■ Extracted entries:
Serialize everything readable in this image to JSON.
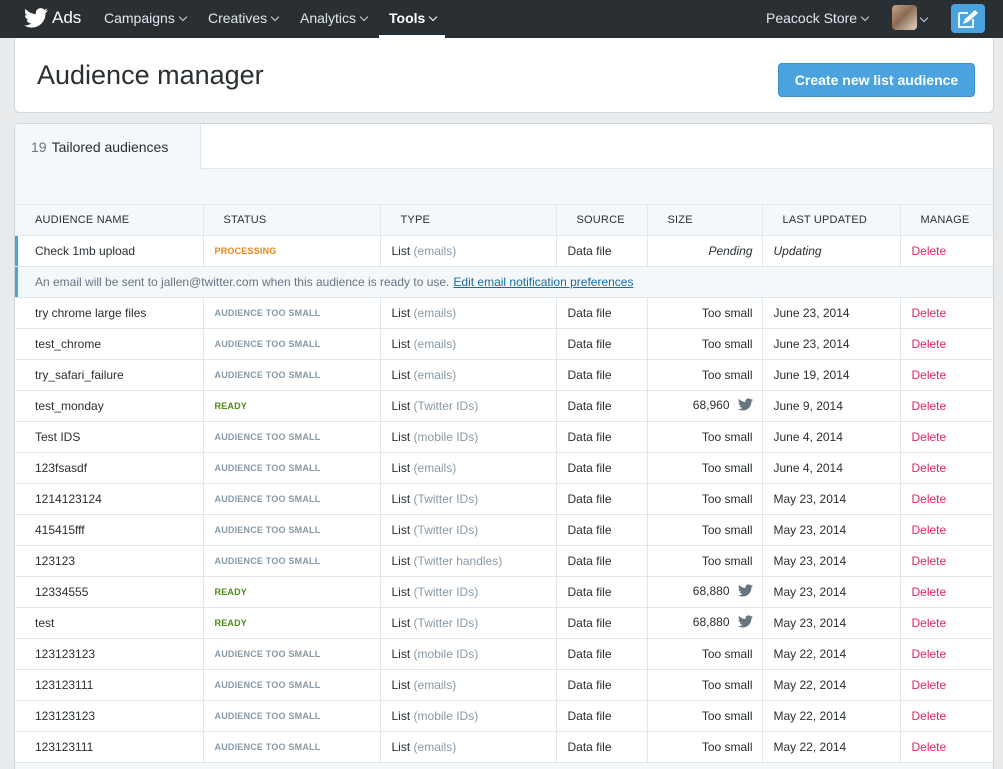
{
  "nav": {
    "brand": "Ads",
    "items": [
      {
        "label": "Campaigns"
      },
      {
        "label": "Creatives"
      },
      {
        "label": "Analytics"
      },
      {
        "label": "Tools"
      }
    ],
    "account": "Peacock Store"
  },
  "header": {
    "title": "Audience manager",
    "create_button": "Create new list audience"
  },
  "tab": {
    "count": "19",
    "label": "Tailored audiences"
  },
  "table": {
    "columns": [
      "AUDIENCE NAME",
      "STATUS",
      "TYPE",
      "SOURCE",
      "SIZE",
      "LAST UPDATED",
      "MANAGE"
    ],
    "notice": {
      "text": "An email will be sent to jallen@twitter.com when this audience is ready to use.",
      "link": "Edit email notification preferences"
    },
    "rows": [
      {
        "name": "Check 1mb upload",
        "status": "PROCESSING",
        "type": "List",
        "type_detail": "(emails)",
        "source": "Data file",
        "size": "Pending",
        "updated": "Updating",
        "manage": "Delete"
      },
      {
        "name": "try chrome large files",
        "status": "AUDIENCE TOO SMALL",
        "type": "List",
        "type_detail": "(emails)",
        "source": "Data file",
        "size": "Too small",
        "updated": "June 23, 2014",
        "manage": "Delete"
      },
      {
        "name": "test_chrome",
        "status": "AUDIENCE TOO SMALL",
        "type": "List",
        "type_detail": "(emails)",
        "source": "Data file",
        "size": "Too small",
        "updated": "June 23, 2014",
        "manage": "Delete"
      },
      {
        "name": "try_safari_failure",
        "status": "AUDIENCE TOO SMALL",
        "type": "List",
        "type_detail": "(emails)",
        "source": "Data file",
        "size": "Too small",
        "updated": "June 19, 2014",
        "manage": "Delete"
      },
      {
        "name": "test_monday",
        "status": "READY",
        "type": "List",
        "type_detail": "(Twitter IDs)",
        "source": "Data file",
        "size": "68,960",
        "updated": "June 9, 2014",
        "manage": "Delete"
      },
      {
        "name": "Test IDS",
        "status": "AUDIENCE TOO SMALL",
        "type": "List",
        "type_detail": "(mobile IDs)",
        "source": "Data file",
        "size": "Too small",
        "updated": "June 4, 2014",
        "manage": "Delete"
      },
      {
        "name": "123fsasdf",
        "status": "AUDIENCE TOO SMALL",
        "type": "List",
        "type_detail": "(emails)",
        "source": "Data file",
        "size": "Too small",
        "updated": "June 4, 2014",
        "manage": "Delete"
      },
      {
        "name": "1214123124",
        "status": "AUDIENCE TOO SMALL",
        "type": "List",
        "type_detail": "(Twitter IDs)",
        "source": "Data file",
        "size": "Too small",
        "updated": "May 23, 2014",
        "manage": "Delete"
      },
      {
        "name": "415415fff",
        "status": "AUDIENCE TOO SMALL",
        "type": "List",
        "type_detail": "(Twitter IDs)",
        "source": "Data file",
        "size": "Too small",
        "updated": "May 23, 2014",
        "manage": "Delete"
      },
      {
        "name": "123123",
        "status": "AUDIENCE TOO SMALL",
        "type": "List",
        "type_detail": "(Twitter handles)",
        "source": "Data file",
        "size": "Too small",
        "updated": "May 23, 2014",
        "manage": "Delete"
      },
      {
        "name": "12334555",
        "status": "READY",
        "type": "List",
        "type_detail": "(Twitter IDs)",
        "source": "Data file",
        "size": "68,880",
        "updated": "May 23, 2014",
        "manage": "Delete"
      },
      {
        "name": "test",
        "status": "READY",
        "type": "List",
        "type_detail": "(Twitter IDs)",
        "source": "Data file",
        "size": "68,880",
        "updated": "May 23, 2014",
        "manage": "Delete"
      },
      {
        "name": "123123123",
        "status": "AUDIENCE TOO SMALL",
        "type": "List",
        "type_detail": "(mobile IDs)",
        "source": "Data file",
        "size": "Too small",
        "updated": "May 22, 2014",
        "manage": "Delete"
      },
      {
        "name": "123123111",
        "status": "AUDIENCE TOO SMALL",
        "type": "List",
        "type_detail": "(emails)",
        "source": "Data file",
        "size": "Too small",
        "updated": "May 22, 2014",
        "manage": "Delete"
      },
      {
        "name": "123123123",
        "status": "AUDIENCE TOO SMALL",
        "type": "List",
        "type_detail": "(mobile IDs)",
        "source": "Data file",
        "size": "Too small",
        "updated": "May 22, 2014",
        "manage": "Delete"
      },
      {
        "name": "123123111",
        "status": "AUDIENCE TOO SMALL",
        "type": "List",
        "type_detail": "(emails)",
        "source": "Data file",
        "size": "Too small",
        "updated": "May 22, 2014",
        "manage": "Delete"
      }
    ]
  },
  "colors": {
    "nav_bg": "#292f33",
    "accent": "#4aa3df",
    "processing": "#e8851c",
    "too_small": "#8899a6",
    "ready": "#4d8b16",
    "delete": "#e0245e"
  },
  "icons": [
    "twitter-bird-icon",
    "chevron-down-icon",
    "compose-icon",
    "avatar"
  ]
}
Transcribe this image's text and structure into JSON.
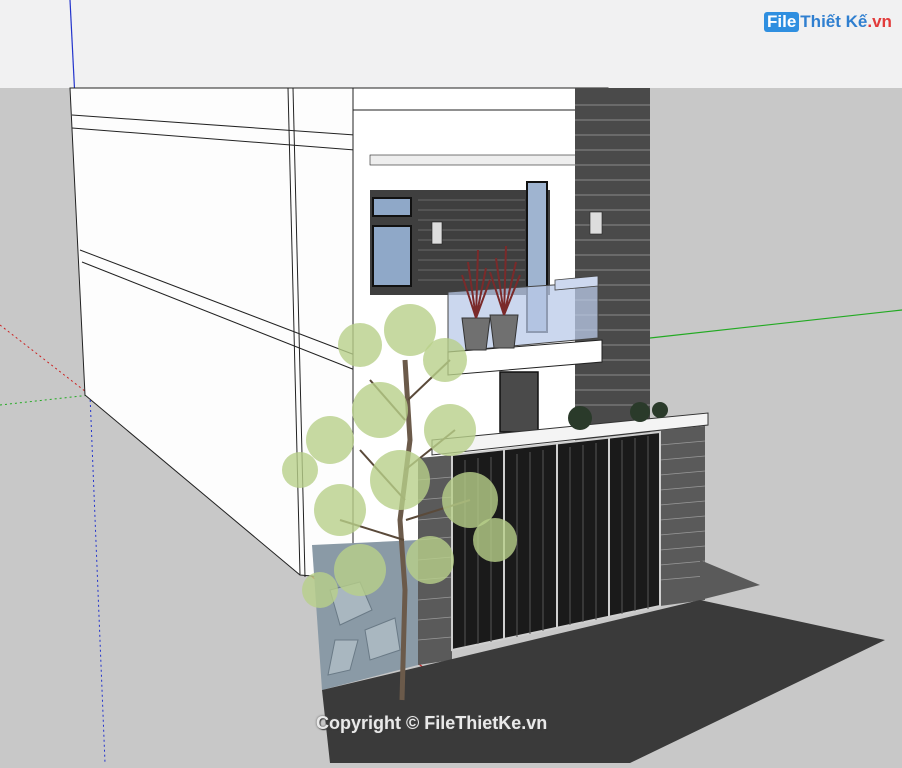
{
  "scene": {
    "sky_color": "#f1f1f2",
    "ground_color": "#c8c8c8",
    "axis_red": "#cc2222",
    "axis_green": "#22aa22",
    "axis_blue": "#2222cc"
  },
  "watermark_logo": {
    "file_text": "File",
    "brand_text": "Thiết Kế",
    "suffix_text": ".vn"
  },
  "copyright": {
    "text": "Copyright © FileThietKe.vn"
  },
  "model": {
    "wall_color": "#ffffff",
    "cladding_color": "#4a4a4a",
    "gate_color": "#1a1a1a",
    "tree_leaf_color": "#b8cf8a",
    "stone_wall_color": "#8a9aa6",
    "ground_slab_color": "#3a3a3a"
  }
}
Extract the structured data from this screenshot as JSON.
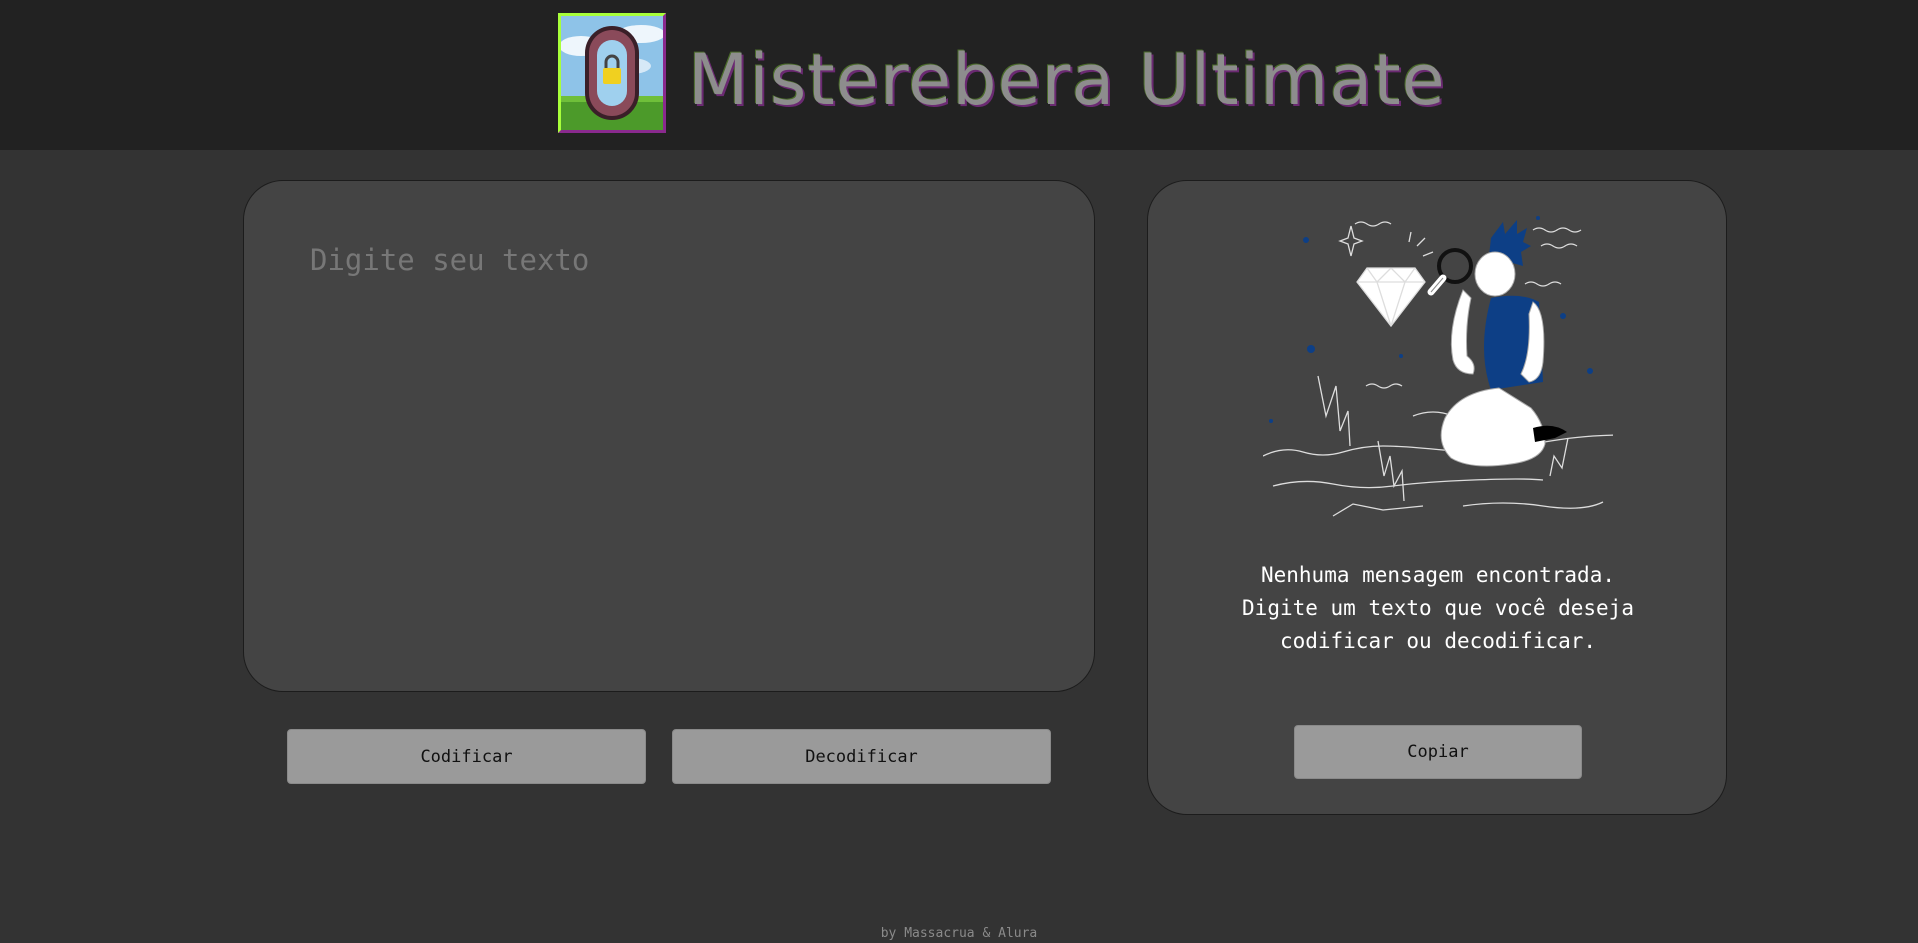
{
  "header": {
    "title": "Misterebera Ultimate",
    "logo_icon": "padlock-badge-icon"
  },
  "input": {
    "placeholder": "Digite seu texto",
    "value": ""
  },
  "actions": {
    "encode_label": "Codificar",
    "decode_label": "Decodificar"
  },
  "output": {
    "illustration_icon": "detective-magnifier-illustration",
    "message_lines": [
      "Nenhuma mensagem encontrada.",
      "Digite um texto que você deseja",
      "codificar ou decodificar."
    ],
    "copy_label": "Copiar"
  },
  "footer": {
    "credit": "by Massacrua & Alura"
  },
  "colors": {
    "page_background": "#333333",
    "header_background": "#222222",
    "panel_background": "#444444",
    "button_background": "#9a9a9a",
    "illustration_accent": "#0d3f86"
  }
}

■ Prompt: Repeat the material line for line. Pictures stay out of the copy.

■ Result of this task:
Serialize everything readable in this image to JSON.
{
  "nav": {
    "brand": "Ads",
    "items": [
      {
        "label": "Campaigns"
      },
      {
        "label": "Creatives"
      },
      {
        "label": "Analytics"
      },
      {
        "label": "Tools"
      }
    ],
    "account": "Peacock Store"
  },
  "header": {
    "title": "Audience manager",
    "create_button": "Create new list audience"
  },
  "tab": {
    "count": "19",
    "label": "Tailored audiences"
  },
  "table": {
    "columns": [
      "AUDIENCE NAME",
      "STATUS",
      "TYPE",
      "SOURCE",
      "SIZE",
      "LAST UPDATED",
      "MANAGE"
    ],
    "notice": {
      "text": "An email will be sent to jallen@twitter.com when this audience is ready to use.",
      "link": "Edit email notification preferences"
    },
    "rows": [
      {
        "name": "Check 1mb upload",
        "status": "PROCESSING",
        "type": "List",
        "type_detail": "(emails)",
        "source": "Data file",
        "size": "Pending",
        "updated": "Updating",
        "manage": "Delete"
      },
      {
        "name": "try chrome large files",
        "status": "AUDIENCE TOO SMALL",
        "type": "List",
        "type_detail": "(emails)",
        "source": "Data file",
        "size": "Too small",
        "updated": "June 23, 2014",
        "manage": "Delete"
      },
      {
        "name": "test_chrome",
        "status": "AUDIENCE TOO SMALL",
        "type": "List",
        "type_detail": "(emails)",
        "source": "Data file",
        "size": "Too small",
        "updated": "June 23, 2014",
        "manage": "Delete"
      },
      {
        "name": "try_safari_failure",
        "status": "AUDIENCE TOO SMALL",
        "type": "List",
        "type_detail": "(emails)",
        "source": "Data file",
        "size": "Too small",
        "updated": "June 19, 2014",
        "manage": "Delete"
      },
      {
        "name": "test_monday",
        "status": "READY",
        "type": "List",
        "type_detail": "(Twitter IDs)",
        "source": "Data file",
        "size": "68,960",
        "updated": "June 9, 2014",
        "manage": "Delete"
      },
      {
        "name": "Test IDS",
        "status": "AUDIENCE TOO SMALL",
        "type": "List",
        "type_detail": "(mobile IDs)",
        "source": "Data file",
        "size": "Too small",
        "updated": "June 4, 2014",
        "manage": "Delete"
      },
      {
        "name": "123fsasdf",
        "status": "AUDIENCE TOO SMALL",
        "type": "List",
        "type_detail": "(emails)",
        "source": "Data file",
        "size": "Too small",
        "updated": "June 4, 2014",
        "manage": "Delete"
      },
      {
        "name": "1214123124",
        "status": "AUDIENCE TOO SMALL",
        "type": "List",
        "type_detail": "(Twitter IDs)",
        "source": "Data file",
        "size": "Too small",
        "updated": "May 23, 2014",
        "manage": "Delete"
      },
      {
        "name": "415415fff",
        "status": "AUDIENCE TOO SMALL",
        "type": "List",
        "type_detail": "(Twitter IDs)",
        "source": "Data file",
        "size": "Too small",
        "updated": "May 23, 2014",
        "manage": "Delete"
      },
      {
        "name": "123123",
        "status": "AUDIENCE TOO SMALL",
        "type": "List",
        "type_detail": "(Twitter handles)",
        "source": "Data file",
        "size": "Too small",
        "updated": "May 23, 2014",
        "manage": "Delete"
      },
      {
        "name": "12334555",
        "status": "READY",
        "type": "List",
        "type_detail": "(Twitter IDs)",
        "source": "Data file",
        "size": "68,880",
        "updated": "May 23, 2014",
        "manage": "Delete"
      },
      {
        "name": "test",
        "status": "READY",
        "type": "List",
        "type_detail": "(Twitter IDs)",
        "source": "Data file",
        "size": "68,880",
        "updated": "May 23, 2014",
        "manage": "Delete"
      },
      {
        "name": "123123123",
        "status": "AUDIENCE TOO SMALL",
        "type": "List",
        "type_detail": "(mobile IDs)",
        "source": "Data file",
        "size": "Too small",
        "updated": "May 22, 2014",
        "manage": "Delete"
      },
      {
        "name": "123123111",
        "status": "AUDIENCE TOO SMALL",
        "type": "List",
        "type_detail": "(emails)",
        "source": "Data file",
        "size": "Too small",
        "updated": "May 22, 2014",
        "manage": "Delete"
      },
      {
        "name": "123123123",
        "status": "AUDIENCE TOO SMALL",
        "type": "List",
        "type_detail": "(mobile IDs)",
        "source": "Data file",
        "size": "Too small",
        "updated": "May 22, 2014",
        "manage": "Delete"
      },
      {
        "name": "123123111",
        "status": "AUDIENCE TOO SMALL",
        "type": "List",
        "type_detail": "(emails)",
        "source": "Data file",
        "size": "Too small",
        "updated": "May 22, 2014",
        "manage": "Delete"
      }
    ]
  },
  "colors": {
    "nav_bg": "#292f33",
    "accent": "#4aa3df",
    "processing": "#e8851c",
    "too_small": "#8899a6",
    "ready": "#4d8b16",
    "delete": "#e0245e"
  },
  "icons": [
    "twitter-bird-icon",
    "chevron-down-icon",
    "compose-icon",
    "avatar"
  ]
}
Transcribe this image's text and structure into JSON.
{
  "scene": {
    "sky_color": "#f1f1f2",
    "ground_color": "#c8c8c8",
    "axis_red": "#cc2222",
    "axis_green": "#22aa22",
    "axis_blue": "#2222cc"
  },
  "watermark_logo": {
    "file_text": "File",
    "brand_text": "Thiết Kế",
    "suffix_text": ".vn"
  },
  "copyright": {
    "text": "Copyright © FileThietKe.vn"
  },
  "model": {
    "wall_color": "#ffffff",
    "cladding_color": "#4a4a4a",
    "gate_color": "#1a1a1a",
    "tree_leaf_color": "#b8cf8a",
    "stone_wall_color": "#8a9aa6",
    "ground_slab_color": "#3a3a3a"
  }
}
Extract the structured data from this screenshot as JSON.
{
  "header": {
    "title": "Misterebera Ultimate",
    "logo_icon": "padlock-badge-icon"
  },
  "input": {
    "placeholder": "Digite seu texto",
    "value": ""
  },
  "actions": {
    "encode_label": "Codificar",
    "decode_label": "Decodificar"
  },
  "output": {
    "illustration_icon": "detective-magnifier-illustration",
    "message_lines": [
      "Nenhuma mensagem encontrada.",
      "Digite um texto que você deseja",
      "codificar ou decodificar."
    ],
    "copy_label": "Copiar"
  },
  "footer": {
    "credit": "by Massacrua & Alura"
  },
  "colors": {
    "page_background": "#333333",
    "header_background": "#222222",
    "panel_background": "#444444",
    "button_background": "#9a9a9a",
    "illustration_accent": "#0d3f86"
  }
}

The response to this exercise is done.